Exercise goal>
Search the data for the word "label" and copy every line that contains it.

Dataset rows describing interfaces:
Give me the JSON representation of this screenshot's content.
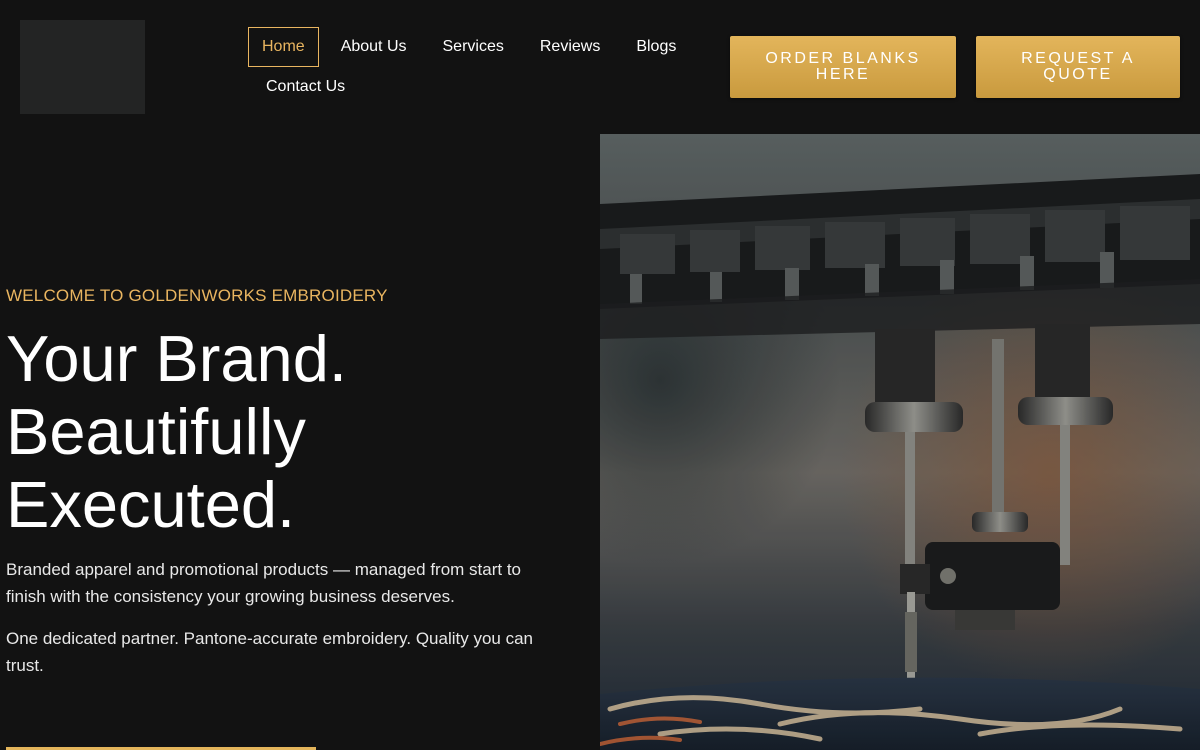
{
  "nav": {
    "items": [
      {
        "label": "Home"
      },
      {
        "label": "About Us"
      },
      {
        "label": "Services"
      },
      {
        "label": "Reviews"
      },
      {
        "label": "Blogs"
      },
      {
        "label": "Contact Us"
      }
    ],
    "active": "Home"
  },
  "header": {
    "order_button": "ORDER BLANKS HERE",
    "quote_button": "REQUEST A QUOTE"
  },
  "hero": {
    "eyebrow": "WELCOME TO GOLDENWORKS EMBROIDERY",
    "headline": [
      "Your Brand.",
      "Beautifully",
      "Executed."
    ],
    "paragraph1": " Branded apparel and promotional products — managed from start to finish with the consistency your growing business deserves.",
    "paragraph2": "One dedicated partner. Pantone-accurate embroidery. Quality you can trust.",
    "image_subject": "embroidery-machine-needle"
  },
  "colors": {
    "background": "#121212",
    "accent": "#e9b560",
    "button_gold": "#d4a84c",
    "text": "#ffffff"
  }
}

Answer to this exercise>
        "label": "Home"
        "label": "About Us"
        "label": "Services"
        "label": "Reviews"
        "label": "Blogs"
        "label": "Contact Us"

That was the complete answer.